*** Begin section ***

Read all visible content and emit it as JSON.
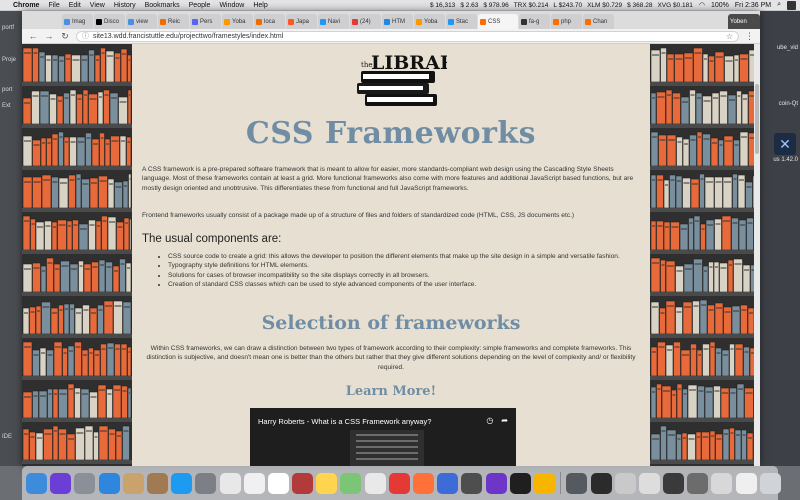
{
  "menubar": {
    "app_name": "Chrome",
    "menus": [
      "File",
      "Edit",
      "View",
      "History",
      "Bookmarks",
      "People",
      "Window",
      "Help"
    ],
    "ticker": [
      "$ 16,313",
      "$ 2.63",
      "$ 978.96",
      "TRX $0.214",
      "L $243.70",
      "XLM $0.729",
      "$ 368.28",
      "XVG $0.181"
    ],
    "battery": "100%",
    "clock": "Fri 2:36 PM"
  },
  "desktop": {
    "left_labels": [
      "portf",
      "Proje",
      "port",
      "Ext",
      "IDE"
    ],
    "right_labels": [
      "ube_vid",
      "coin-Qt",
      "us 1.42.0"
    ],
    "right_icon": "x-logo-icon"
  },
  "browser": {
    "tabs": [
      {
        "label": "Imag",
        "color": "#4a8fe7"
      },
      {
        "label": "Disco",
        "color": "#000000"
      },
      {
        "label": "view",
        "color": "#4a8fe7"
      },
      {
        "label": "Reic",
        "color": "#ef6c00"
      },
      {
        "label": "Pers",
        "color": "#5865f2"
      },
      {
        "label": "Yoba",
        "color": "#ff9800"
      },
      {
        "label": "loca",
        "color": "#ef6c00"
      },
      {
        "label": "Japa",
        "color": "#ff5722"
      },
      {
        "label": "Navi",
        "color": "#2196f3"
      },
      {
        "label": "(24)",
        "color": "#e53935"
      },
      {
        "label": "HTM",
        "color": "#1e88e5"
      },
      {
        "label": "Yoba",
        "color": "#ff9800"
      },
      {
        "label": "Stac",
        "color": "#2196f3"
      },
      {
        "label": "CSS",
        "color": "#ff6d00"
      },
      {
        "label": "fa-g",
        "color": "#333333"
      },
      {
        "label": "php",
        "color": "#ff6d00"
      },
      {
        "label": "Chan",
        "color": "#ff6d00"
      }
    ],
    "active_tab_index": 13,
    "user_badge": "Yoben",
    "url": "site13.wdd.francistuttle.edu/projecttwo/framestyles/index.html"
  },
  "page": {
    "logo_text": "the LIBRARY",
    "title": "CSS Frameworks",
    "intro": "A CSS framework is a pre-prepared software framework that is meant to allow for easier, more standards-compliant web design using the Cascading Style Sheets language. Most of these frameworks contain at least a grid. More functional frameworks also come with more features and additional JavaScript based functions, but are mostly design oriented and unobtrusive. This differentiates these from functional and full JavaScript frameworks.",
    "intro2": "Frontend frameworks usually consist of a package made up of a structure of files and folders of standardized code (HTML, CSS, JS documents etc.)",
    "components_heading": "The usual components are:",
    "components": [
      "CSS source code to create a grid: this allows the developer to position the different elements that make up the site design in a simple and versatile fashion.",
      "Typography style definitions for HTML elements.",
      "Solutions for cases of browser incompatibility so the site displays correctly in all browsers.",
      "Creation of standard CSS classes which can be used to style advanced components of the user interface."
    ],
    "selection_heading": "Selection of frameworks",
    "selection_text": "Within CSS frameworks, we can draw a distinction between two types of framework according to their complexity: simple frameworks and complete frameworks. This distinction is subjective, and doesn't mean one is better than the others but rather that they give different solutions depending on the level of complexity and/ or flexibility required.",
    "learn_heading": "Learn More!",
    "video_title": "Harry Roberts - What is a CSS Framework anyway?"
  },
  "dock": {
    "apps": [
      {
        "name": "finder",
        "color": "#3d8bdb"
      },
      {
        "name": "siri",
        "color": "#6b3fd6"
      },
      {
        "name": "launchpad",
        "color": "#8a8f98"
      },
      {
        "name": "safari",
        "color": "#2e86de"
      },
      {
        "name": "mail",
        "color": "#c9a36b"
      },
      {
        "name": "contacts",
        "color": "#a07a53"
      },
      {
        "name": "app-store",
        "color": "#1d9bf0"
      },
      {
        "name": "system-preferences",
        "color": "#7c7f85"
      },
      {
        "name": "photos",
        "color": "#e8e8e8"
      },
      {
        "name": "preview",
        "color": "#f0f0f0"
      },
      {
        "name": "calendar",
        "color": "#ffffff"
      },
      {
        "name": "dictionary",
        "color": "#b23a3a"
      },
      {
        "name": "notes",
        "color": "#ffd54f"
      },
      {
        "name": "maps",
        "color": "#7cc576"
      },
      {
        "name": "chrome",
        "color": "#e9e9e9"
      },
      {
        "name": "opera",
        "color": "#e53935"
      },
      {
        "name": "firefox",
        "color": "#ff7139"
      },
      {
        "name": "firefox-dev",
        "color": "#3d6bd8"
      },
      {
        "name": "sublime-text",
        "color": "#4e4e4e"
      },
      {
        "name": "phpstorm",
        "color": "#6e35c9"
      },
      {
        "name": "terminal",
        "color": "#1f1f1f"
      },
      {
        "name": "sketch",
        "color": "#f7b500"
      }
    ],
    "recent": [
      {
        "name": "window-1",
        "color": "#555a60"
      },
      {
        "name": "window-2",
        "color": "#2b2b2b"
      },
      {
        "name": "window-3",
        "color": "#c9c9c9"
      },
      {
        "name": "window-4",
        "color": "#dddddd"
      },
      {
        "name": "window-5",
        "color": "#3a3a3a"
      },
      {
        "name": "window-6",
        "color": "#6c6c6c"
      },
      {
        "name": "window-7",
        "color": "#d8d8d8"
      },
      {
        "name": "window-8",
        "color": "#efefef"
      }
    ],
    "trash": {
      "name": "trash",
      "color": "#d0d3d8"
    }
  },
  "colors": {
    "heading": "#708da4",
    "paper": "#e7e0d2",
    "shelf_wood": "#4a4a4a",
    "book_orange": "#e86a3a",
    "book_blue": "#7a8f9e"
  }
}
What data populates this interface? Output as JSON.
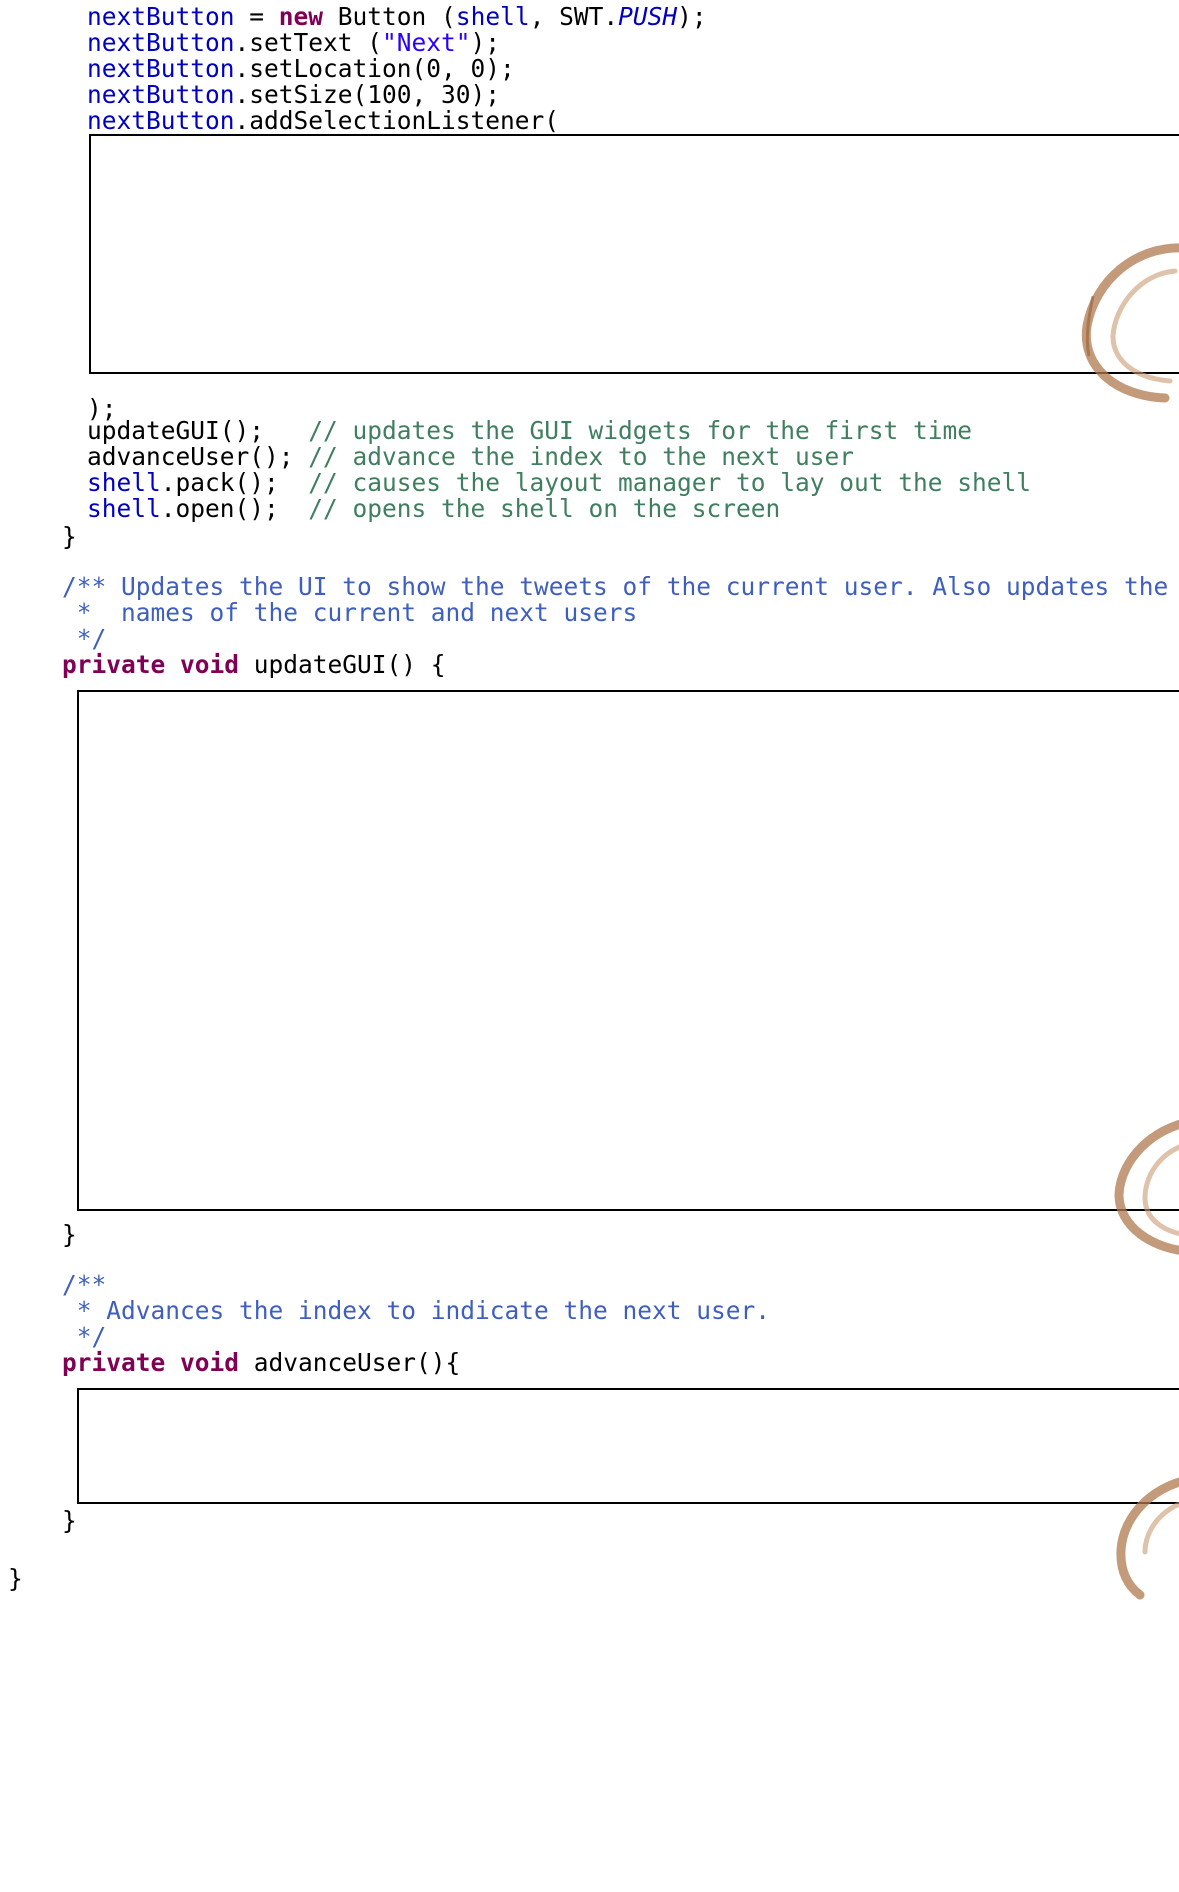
{
  "code": {
    "l1": {
      "a": "nextButton",
      "b": " = ",
      "c": "new",
      "d": " Button (",
      "e": "shell",
      "f": ", SWT.",
      "g": "PUSH",
      "h": ");"
    },
    "l2": {
      "a": "nextButton",
      "b": ".setText (",
      "c": "\"Next\"",
      "d": ");"
    },
    "l3": {
      "a": "nextButton",
      "b": ".setLocation(0, 0);"
    },
    "l4": {
      "a": "nextButton",
      "b": ".setSize(100, 30);"
    },
    "l5": {
      "a": "nextButton",
      "b": ".addSelectionListener("
    },
    "l6": {
      "a": ");"
    },
    "l7": {
      "a": "updateGUI();   ",
      "b": "// updates the GUI widgets for the first time"
    },
    "l8": {
      "a": "advanceUser(); ",
      "b": "// advance the index to the next user"
    },
    "l9": {
      "a": "shell",
      "b": ".pack();  ",
      "c": "// causes the layout manager to lay out the shell"
    },
    "l10": {
      "a": "shell",
      "b": ".open();  ",
      "c": "// opens the shell on the screen"
    },
    "l11": {
      "a": "}"
    },
    "l12": {
      "a": "/** Updates the UI to show the tweets of the current user. Also updates the"
    },
    "l13": {
      "a": " *  names of the current and next users"
    },
    "l14": {
      "a": " */"
    },
    "l15": {
      "a": "private",
      "b": " ",
      "c": "void",
      "d": " updateGUI() {"
    },
    "l16": {
      "a": "}"
    },
    "l17": {
      "a": "/**"
    },
    "l18": {
      "a": " * Advances the index to indicate the next user."
    },
    "l19": {
      "a": " */"
    },
    "l20": {
      "a": "private",
      "b": " ",
      "c": "void",
      "d": " advanceUser(){"
    },
    "l21": {
      "a": "}"
    },
    "l22": {
      "a": "}"
    }
  }
}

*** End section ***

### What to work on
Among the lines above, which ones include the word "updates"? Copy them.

### Task output
      "b": "// updates the GUI widgets for the first time"
      "a": "/** Updates the UI to show the tweets of the current user. Also updates the"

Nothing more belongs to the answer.